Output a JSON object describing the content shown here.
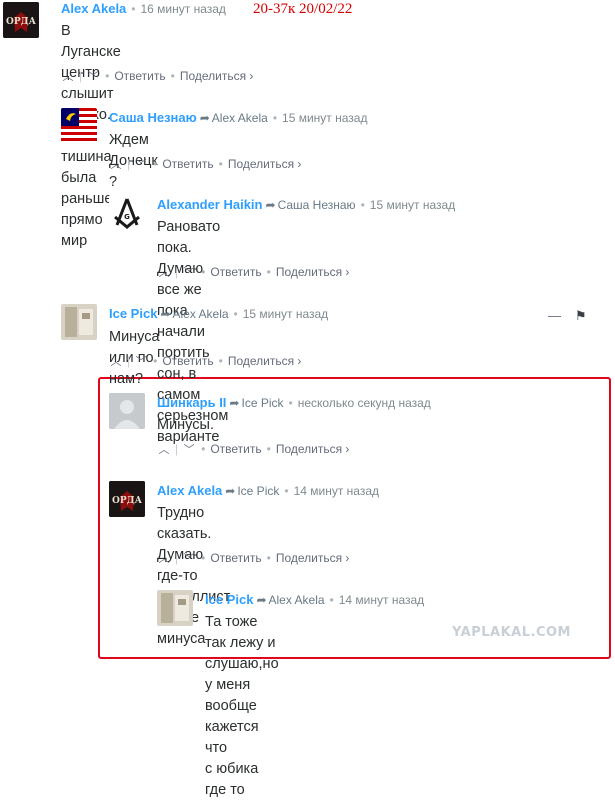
{
  "stamp": "20-37к 20/02/22",
  "watermark": "YAPLAKAL.COM",
  "labels": {
    "reply": "Ответить",
    "share": "Поделиться ›",
    "up": "^",
    "down": "v",
    "horde_logo": "ОРДА"
  },
  "icons": {
    "reply_arrow": "reply-arrow-icon",
    "collapse": "minimize-icon",
    "flag": "flag-icon"
  },
  "colors": {
    "author": "#2e9fff",
    "highlight_border": "#e2061c",
    "stamp": "#d40000"
  },
  "comments": [
    {
      "author": "Alex Akela",
      "reply_to": "",
      "time": "16 минут назад",
      "lines": [
        "В Луганске центр слышит громко.",
        "Хотя тишина была раньше прямо мир"
      ]
    },
    {
      "author": "Саша Незнаю",
      "reply_to": "Alex Akela",
      "time": "15 минут назад",
      "lines": [
        "Ждем Донецк ?"
      ]
    },
    {
      "author": "Alexander Haikin",
      "reply_to": "Саша Незнаю",
      "time": "15 минут назад",
      "lines": [
        "Рановато пока. Думаю все же пока начали портить сон, в самом",
        "серьезном варианте"
      ]
    },
    {
      "author": "Ice Pick",
      "reply_to": "Alex Akela",
      "time": "15 минут назад",
      "lines": [
        "Минуса или по нам?"
      ]
    },
    {
      "author": "Шинкарь II",
      "reply_to": "Ice Pick",
      "time": "несколько секунд назад",
      "lines": [
        "Минусы."
      ]
    },
    {
      "author": "Alex Akela",
      "reply_to": "Ice Pick",
      "time": "14 минут назад",
      "lines": [
        "Трудно сказать. Думаю где-то Металлист.",
        "Вроде минуса"
      ]
    },
    {
      "author": "Ice Pick",
      "reply_to": "Alex Akela",
      "time": "14 минут назад",
      "lines": [
        "Та тоже так лежу и слушаю,но у меня вообще кажется что",
        "с юбика где то"
      ]
    }
  ]
}
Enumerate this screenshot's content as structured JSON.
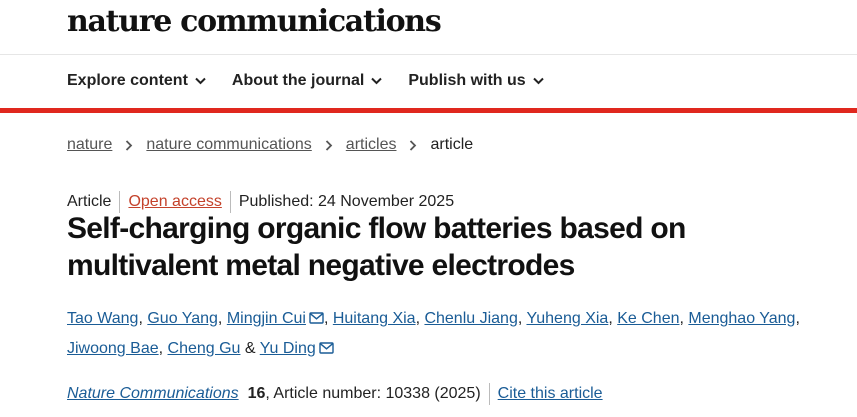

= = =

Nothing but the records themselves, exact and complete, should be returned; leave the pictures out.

**RESULT:**
Output a JSON object describing the content shown here.
{
  "stamp": "20-37к 20/02/22",
  "watermark": "YAPLAKAL.COM",
  "labels": {
    "reply": "Ответить",
    "share": "Поделиться ›",
    "up": "^",
    "down": "v",
    "horde_logo": "ОРДА"
  },
  "icons": {
    "reply_arrow": "reply-arrow-icon",
    "collapse": "minimize-icon",
    "flag": "flag-icon"
  },
  "colors": {
    "author": "#2e9fff",
    "highlight_border": "#e2061c",
    "stamp": "#d40000"
  },
  "comments": [
    {
      "author": "Alex Akela",
      "reply_to": "",
      "time": "16 минут назад",
      "lines": [
        "В Луганске центр слышит громко.",
        "Хотя тишина была раньше прямо мир"
      ]
    },
    {
      "author": "Саша Незнаю",
      "reply_to": "Alex Akela",
      "time": "15 минут назад",
      "lines": [
        "Ждем Донецк ?"
      ]
    },
    {
      "author": "Alexander Haikin",
      "reply_to": "Саша Незнаю",
      "time": "15 минут назад",
      "lines": [
        "Рановато пока. Думаю все же пока начали портить сон, в самом",
        "серьезном варианте"
      ]
    },
    {
      "author": "Ice Pick",
      "reply_to": "Alex Akela",
      "time": "15 минут назад",
      "lines": [
        "Минуса или по нам?"
      ]
    },
    {
      "author": "Шинкарь II",
      "reply_to": "Ice Pick",
      "time": "несколько секунд назад",
      "lines": [
        "Минусы."
      ]
    },
    {
      "author": "Alex Akela",
      "reply_to": "Ice Pick",
      "time": "14 минут назад",
      "lines": [
        "Трудно сказать. Думаю где-то Металлист.",
        "Вроде минуса"
      ]
    },
    {
      "author": "Ice Pick",
      "reply_to": "Alex Akela",
      "time": "14 минут назад",
      "lines": [
        "Та тоже так лежу и слушаю,но у меня вообще кажется что",
        "с юбика где то"
      ]
    }
  ]
}
Enumerate this screenshot's content as structured JSON.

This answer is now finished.